I saw their production of Faust in 2006 – a wild Edward Hopper inspired 1950’s americana nether world constructed in a five story warehouse in Wapping, where actors and audience followed one another in a raucous, confusing and intriguing performance through the beautifully created sets.

The new production, tunnel 288, is a post industrial Metropolis inspired dystopia, more of an art installation than a play. The website maquerades as a transport company, you enter the tunnel though a battered wooden door behind Waterloo station. Inside you are issued with a mask – swine flu style (in Faust audience members wore more theatrical masks). Then you are free to wander around the tunnels and explore Punchdrunk’s latest brilliant genre bending installment.

Guardian review





MP’s expenses

15 05 2009

scandal, shock, horror…

the MPs in parliament who a few months ago were berating the bankers for their fraudulence, opulence, bending and breaking of the rules have been found to have most of the same pecadillos… Even today the treasury select committee are demanding that ‘polished apologies are not enough’ from Bankers – you have to admire their cheek.

How David Cameron must regret his words (about bankers) from February now:

Justice is only effective when it is seen to be done — for the thug locked up for mugging people on the streets to the highest executive in the biggest firm who’s been swindling the books.

Doctors who behave irresponsibly get struck off. Bankers who behave irresponsibly should face professional consequences. And, for sure, if anyone is found to have behaved criminally they must be prosecuted. Of course, this requires clear evidence of wrongdoing. But that doesn’t mean we should sit on our hands and say it’s all a failure of regulation.

the blog ‘Ouseful’ has some very interesing visual representations of the moral vacuum at Westminster’s trough.

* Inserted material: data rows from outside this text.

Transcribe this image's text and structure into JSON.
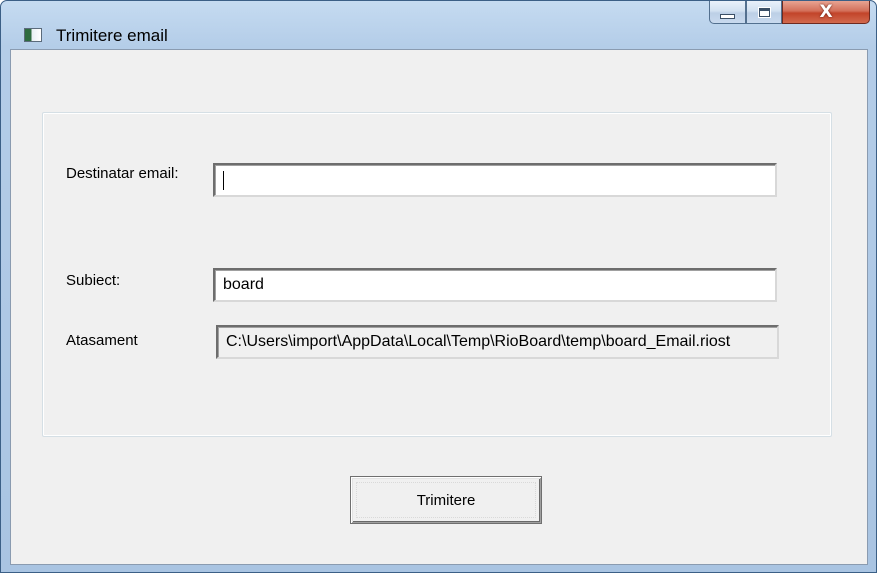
{
  "window": {
    "title": "Trimitere email",
    "app_icon": "window-app-icon",
    "controls": {
      "minimize_icon": "minimize-icon",
      "maximize_icon": "maximize-icon",
      "close_glyph": "X"
    }
  },
  "form": {
    "recipient": {
      "label": "Destinatar email:",
      "value": ""
    },
    "subject": {
      "label": "Subiect:",
      "value": "board"
    },
    "attachment": {
      "label": "Atasament",
      "value": "C:\\Users\\import\\AppData\\Local\\Temp\\RioBoard\\temp\\board_Email.riost"
    }
  },
  "actions": {
    "send_label": "Trimitere"
  },
  "colors": {
    "window_frame": "#a9c4e2",
    "client_background": "#f0f0f0",
    "close_button": "#c2442a"
  }
}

Baishaki Mela

8 05 2009

 
This Sunday is Brick Lane’s Bengali New Year Celebration – Baishaki Mela

There’s an article about the London Mela on Wikipedia, and an article about Pohela Boishakh – the first day of the Bengali calender.

There’ll be a procession, a line up of Bengali music in Weaver’s Fields just off Brick Lane and there’ll be loads of curry and probably complete mayhem.

Full programme





A year of Boris

4 05 2009

We’ve now had Boris Johnson (or BoJo as I like to call him) as our Mayor for a year.

here are a few reports on his first year in office:

A New Dick Whittington?

Six and a half out of ten?

Bored already?

A liar?





CRONEM conference

1 05 2009

Two of our members are presenting at the CRONEM – the Centre for Research on Nationalism, Ethnicity and Multicultralism based at the University of Surrey.

Have you heard of CRONEM – the Centre for Research on Nationalism, Ethnicity and Multicultralism based at the University of Surrey? They have done some really interesting research, including a lot in London, such as a project on religion and transnationalism. CRONEM also have an annual conference.

This year’s conference is a joint conferenct with the AHRC’s Diasporas Migration and Identity Programme (who fund my phd). The call for papers has ended and the papers have been selected – a list of abstracts has just gone on line – and many of the papers look fascinating… There are also some good keynote speakers:

Ien Ang, Professor of Cultural Studies, University of West Sydney, Australia

Robin Cohen, Professor of Development Sociology, University of Oxford  and Honorary Professor, University of Warwick, UK

Peggy Levitt, Associate Professor, Wellesley College and Co-Director, Transnational Studies Initiative, Harvard University, USA

Ato Quayson, Professor of English and Director of the Centre for Diaspora and Transnational Studies at the University of Toronto, Canada